J.A.M., J.P.K., A.P., C.L.A-B., C.L.G., C.O., D.K., D.P.K., E.E., E.G., F.R., G.R.W., J.H.D.B., J.H.T., M.T.M., N.C.H., P.I.C., V.F., Y-H.H., D.M.E. and J.B.R. conceived of and designed experiments. J.A.M., J.P.K., A.K., A.S.P., A.-T.A., C.C., D.A.H., D.G., D.S.K.K.-E., E.E.N., E.J.G., H.F.D., J.G.L., J.R., K.F.C., K.T., M.-J.G.B., N.A.V., N.C.B., N.S.M., P.C.S., R.C.C., S.E.Y., S.M.V., S.K., T.A.D.H., V.D.L., A.P., C.L.A.-B., C.L.G., D.M.E., E.G., G.R.W., J.H.D.B., M.T.M., N.C.H., V.F., Y.-H.H. and J.B.R. performed data analysis. J.A.M., J.P.K, A-L.L., A-T.A., C.J.L., C.M-G., C.M.S., D.G., David J. Adams, Douglas J. Adams, E.J.G., H.F.D., J.G.L., J.Q., J.V., K.F.C., L.L., L.N-Y., M.-J.G.B., M-M.S., N.S.M., P.B., P.C.S., R.C.C., S.E.Y., S.T.M., A.P., C.L.A.-B., and Y.-H.H. conducted experiments. J.A.M., J.P.K., G.R.W., J.H.D.B., D.M.E. and J.B.R. wrote the manuscript. J.A.M. and J.P.K. were the lead analysts. All authors revised and reviewed the paper.

Corresponding authors

Correspondence to David M. Evans or J. Brent Richards.

Ethics declarations

Competing interests

A.K. and D.A.H. are employees of 23andMe, Inc.

Additional information

Publisher’s note: Springer Nature remains neutral with regard to jurisdictional claims in published maps and institutional affiliations.

Supplementary information

Supplementary Text and Figures

Supplementary Figures 1–23 and Supplementary Note

Reporting Summary

Supplementary Tables

Supplementary Tables 1–22

Rights and permissions

Reprints and Permissions

About this article

Verify currency and authenticity via CrossMark

Cite this article

Morris, J.A., Kemp, J.P., Youlten, S.E. et al. An atlas of genetic influences on osteoporosis in humans and mice. Nat Genet 51, 258–266 (2019).

Download citation

Further reading


Nature Briefing
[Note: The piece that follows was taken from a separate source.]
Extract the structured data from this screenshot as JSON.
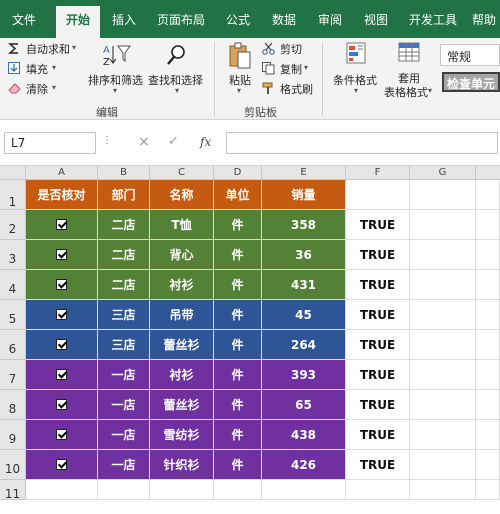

Sign up for the Nature Briefing newsletter — what matters in science, free to your inbox daily.

Get the most important science stories of the day, free in your inbox. Sign up for Nature Briefing